• **WHAT NEEDS TO BE DONE**
Write out the records beneath this line exactly as they appear, minus any images.

-=-=-

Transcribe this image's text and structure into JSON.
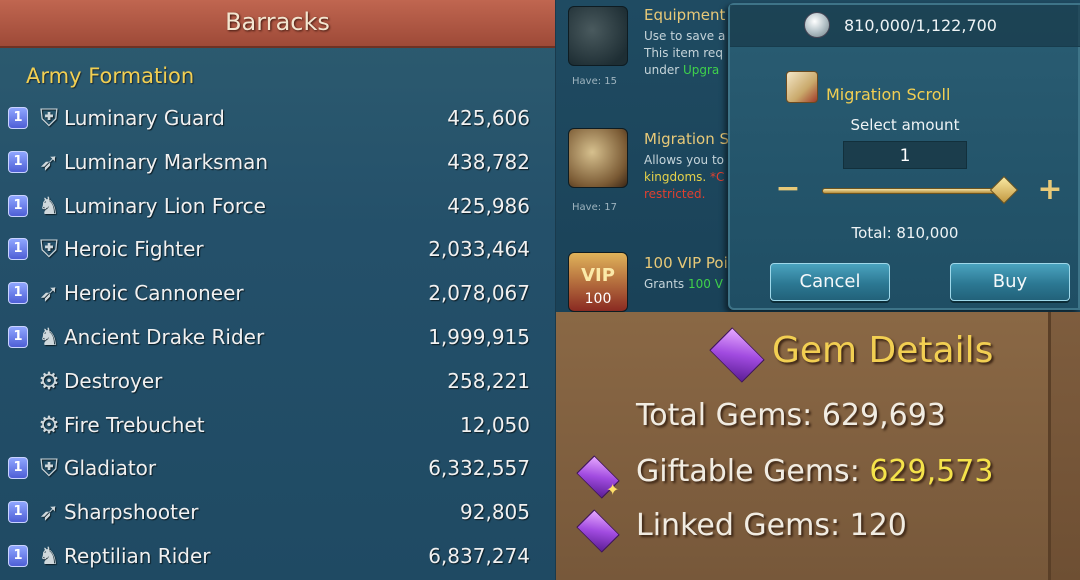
{
  "barracks": {
    "title": "Barracks",
    "section": "Army Formation",
    "troops": [
      {
        "tier": "1",
        "type_icon": "infantry-shield-icon",
        "name": "Luminary Guard",
        "count": "425,606",
        "has_badge": true
      },
      {
        "tier": "1",
        "type_icon": "ranged-bow-icon",
        "name": "Luminary Marksman",
        "count": "438,782",
        "has_badge": true
      },
      {
        "tier": "1",
        "type_icon": "cavalry-horse-icon",
        "name": "Luminary Lion Force",
        "count": "425,986",
        "has_badge": true
      },
      {
        "tier": "1",
        "type_icon": "infantry-shield-icon",
        "name": "Heroic Fighter",
        "count": "2,033,464",
        "has_badge": true
      },
      {
        "tier": "1",
        "type_icon": "ranged-bow-icon",
        "name": "Heroic Cannoneer",
        "count": "2,078,067",
        "has_badge": true
      },
      {
        "tier": "1",
        "type_icon": "cavalry-horse-icon",
        "name": "Ancient Drake Rider",
        "count": "1,999,915",
        "has_badge": true
      },
      {
        "tier": "",
        "type_icon": "siege-icon",
        "name": "Destroyer",
        "count": "258,221",
        "has_badge": false
      },
      {
        "tier": "",
        "type_icon": "siege-icon",
        "name": "Fire Trebuchet",
        "count": "12,050",
        "has_badge": false
      },
      {
        "tier": "1",
        "type_icon": "infantry-shield-icon",
        "name": "Gladiator",
        "count": "6,332,557",
        "has_badge": true
      },
      {
        "tier": "1",
        "type_icon": "ranged-bow-icon",
        "name": "Sharpshooter",
        "count": "92,805",
        "has_badge": true
      },
      {
        "tier": "1",
        "type_icon": "cavalry-horse-icon",
        "name": "Reptilian Rider",
        "count": "6,837,274",
        "has_badge": true
      }
    ]
  },
  "store": {
    "items": [
      {
        "title": "Equipment",
        "desc1": "Use to save a",
        "desc2": "This item req",
        "desc3a": "under ",
        "desc3b": "Upgra",
        "have": "Have: 15"
      },
      {
        "title": "Migration S",
        "desc1": "Allows you to",
        "desc2a": "kingdoms. ",
        "desc2b": "*C",
        "desc3": "restricted.",
        "have": "Have: 17"
      },
      {
        "title": "100 VIP Poi",
        "desc1a": "Grants ",
        "desc1b": "100 V",
        "badge": "100",
        "badge_label": "VIP"
      }
    ]
  },
  "dialog": {
    "balance": "810,000/1,122,700",
    "item_name": "Migration Scroll",
    "select_label": "Select amount",
    "amount": "1",
    "minus": "−",
    "plus": "+",
    "total": "Total: 810,000",
    "cancel": "Cancel",
    "buy": "Buy",
    "slider_fraction": 0.95
  },
  "gems": {
    "title": "Gem Details",
    "total_label": "Total Gems: ",
    "total_value": "629,693",
    "giftable_label": "Giftable Gems: ",
    "giftable_value": "629,573",
    "linked_label": "Linked Gems: ",
    "linked_value": "120"
  },
  "colors": {
    "header_red": "#9e4a38",
    "gold_text": "#f2cf52",
    "panel_teal": "#24506a",
    "gem_brown": "#8a6845"
  }
}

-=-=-

• **RESPONSE BELOW**
Transcribe this image's text and structure into JSON.
{
  "barracks": {
    "title": "Barracks",
    "section": "Army Formation",
    "troops": [
      {
        "tier": "1",
        "type_icon": "infantry-shield-icon",
        "name": "Luminary Guard",
        "count": "425,606",
        "has_badge": true
      },
      {
        "tier": "1",
        "type_icon": "ranged-bow-icon",
        "name": "Luminary Marksman",
        "count": "438,782",
        "has_badge": true
      },
      {
        "tier": "1",
        "type_icon": "cavalry-horse-icon",
        "name": "Luminary Lion Force",
        "count": "425,986",
        "has_badge": true
      },
      {
        "tier": "1",
        "type_icon": "infantry-shield-icon",
        "name": "Heroic Fighter",
        "count": "2,033,464",
        "has_badge": true
      },
      {
        "tier": "1",
        "type_icon": "ranged-bow-icon",
        "name": "Heroic Cannoneer",
        "count": "2,078,067",
        "has_badge": true
      },
      {
        "tier": "1",
        "type_icon": "cavalry-horse-icon",
        "name": "Ancient Drake Rider",
        "count": "1,999,915",
        "has_badge": true
      },
      {
        "tier": "",
        "type_icon": "siege-icon",
        "name": "Destroyer",
        "count": "258,221",
        "has_badge": false
      },
      {
        "tier": "",
        "type_icon": "siege-icon",
        "name": "Fire Trebuchet",
        "count": "12,050",
        "has_badge": false
      },
      {
        "tier": "1",
        "type_icon": "infantry-shield-icon",
        "name": "Gladiator",
        "count": "6,332,557",
        "has_badge": true
      },
      {
        "tier": "1",
        "type_icon": "ranged-bow-icon",
        "name": "Sharpshooter",
        "count": "92,805",
        "has_badge": true
      },
      {
        "tier": "1",
        "type_icon": "cavalry-horse-icon",
        "name": "Reptilian Rider",
        "count": "6,837,274",
        "has_badge": true
      }
    ]
  },
  "store": {
    "items": [
      {
        "title": "Equipment",
        "desc1": "Use to save a",
        "desc2": "This item req",
        "desc3a": "under ",
        "desc3b": "Upgra",
        "have": "Have: 15"
      },
      {
        "title": "Migration S",
        "desc1": "Allows you to",
        "desc2a": "kingdoms. ",
        "desc2b": "*C",
        "desc3": "restricted.",
        "have": "Have: 17"
      },
      {
        "title": "100 VIP Poi",
        "desc1a": "Grants ",
        "desc1b": "100 V",
        "badge": "100",
        "badge_label": "VIP"
      }
    ]
  },
  "dialog": {
    "balance": "810,000/1,122,700",
    "item_name": "Migration Scroll",
    "select_label": "Select amount",
    "amount": "1",
    "minus": "−",
    "plus": "+",
    "total": "Total: 810,000",
    "cancel": "Cancel",
    "buy": "Buy",
    "slider_fraction": 0.95
  },
  "gems": {
    "title": "Gem Details",
    "total_label": "Total Gems: ",
    "total_value": "629,693",
    "giftable_label": "Giftable Gems: ",
    "giftable_value": "629,573",
    "linked_label": "Linked Gems: ",
    "linked_value": "120"
  },
  "colors": {
    "header_red": "#9e4a38",
    "gold_text": "#f2cf52",
    "panel_teal": "#24506a",
    "gem_brown": "#8a6845"
  }
}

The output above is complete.